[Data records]
----------
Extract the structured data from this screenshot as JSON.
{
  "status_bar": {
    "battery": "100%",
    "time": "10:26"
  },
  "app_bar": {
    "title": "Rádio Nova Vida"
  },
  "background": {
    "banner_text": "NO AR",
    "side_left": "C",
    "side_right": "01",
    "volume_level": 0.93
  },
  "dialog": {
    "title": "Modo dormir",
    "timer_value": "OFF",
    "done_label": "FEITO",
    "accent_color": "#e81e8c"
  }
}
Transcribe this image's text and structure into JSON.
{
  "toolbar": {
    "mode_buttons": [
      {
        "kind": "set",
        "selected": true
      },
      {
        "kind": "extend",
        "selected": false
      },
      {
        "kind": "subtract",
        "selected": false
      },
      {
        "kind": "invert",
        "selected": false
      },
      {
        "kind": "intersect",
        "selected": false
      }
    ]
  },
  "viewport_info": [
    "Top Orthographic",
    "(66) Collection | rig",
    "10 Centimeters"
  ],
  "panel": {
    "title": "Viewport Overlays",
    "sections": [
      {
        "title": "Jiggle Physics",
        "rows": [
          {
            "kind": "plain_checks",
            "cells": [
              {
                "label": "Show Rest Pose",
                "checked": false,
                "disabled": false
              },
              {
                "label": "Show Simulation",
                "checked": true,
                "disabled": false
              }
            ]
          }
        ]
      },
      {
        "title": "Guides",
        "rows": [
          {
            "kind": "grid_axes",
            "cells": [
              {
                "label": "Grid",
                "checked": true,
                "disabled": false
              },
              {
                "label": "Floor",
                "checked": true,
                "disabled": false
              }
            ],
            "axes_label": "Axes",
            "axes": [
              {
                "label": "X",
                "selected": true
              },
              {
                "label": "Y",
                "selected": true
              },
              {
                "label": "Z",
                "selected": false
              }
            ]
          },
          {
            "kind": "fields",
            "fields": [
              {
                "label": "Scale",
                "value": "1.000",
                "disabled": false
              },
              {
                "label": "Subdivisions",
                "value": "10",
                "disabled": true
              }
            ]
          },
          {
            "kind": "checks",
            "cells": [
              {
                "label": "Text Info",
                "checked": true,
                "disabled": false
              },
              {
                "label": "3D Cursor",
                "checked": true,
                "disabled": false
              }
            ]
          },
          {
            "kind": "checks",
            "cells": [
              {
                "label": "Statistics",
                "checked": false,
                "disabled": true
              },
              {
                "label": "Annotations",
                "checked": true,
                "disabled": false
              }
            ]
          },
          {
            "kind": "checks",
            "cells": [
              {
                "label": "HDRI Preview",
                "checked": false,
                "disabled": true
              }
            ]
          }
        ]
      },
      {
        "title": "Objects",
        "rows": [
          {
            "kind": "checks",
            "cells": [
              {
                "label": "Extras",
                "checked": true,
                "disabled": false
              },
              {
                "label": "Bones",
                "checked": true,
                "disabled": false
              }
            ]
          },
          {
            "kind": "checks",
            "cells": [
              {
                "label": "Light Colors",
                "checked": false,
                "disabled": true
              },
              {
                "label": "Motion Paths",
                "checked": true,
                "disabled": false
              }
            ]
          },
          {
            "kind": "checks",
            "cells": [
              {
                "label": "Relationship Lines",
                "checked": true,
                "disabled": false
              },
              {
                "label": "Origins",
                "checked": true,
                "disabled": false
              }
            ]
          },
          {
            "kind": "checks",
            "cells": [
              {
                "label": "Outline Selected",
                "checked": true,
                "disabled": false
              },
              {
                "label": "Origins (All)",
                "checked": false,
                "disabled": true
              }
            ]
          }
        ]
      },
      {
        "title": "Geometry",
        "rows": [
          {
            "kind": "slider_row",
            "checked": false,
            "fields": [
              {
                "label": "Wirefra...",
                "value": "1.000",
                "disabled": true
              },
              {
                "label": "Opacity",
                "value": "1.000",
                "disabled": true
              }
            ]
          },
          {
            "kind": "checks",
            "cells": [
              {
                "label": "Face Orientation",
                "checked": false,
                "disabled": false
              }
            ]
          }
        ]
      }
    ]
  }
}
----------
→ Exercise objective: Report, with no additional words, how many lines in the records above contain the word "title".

→ Task output: 7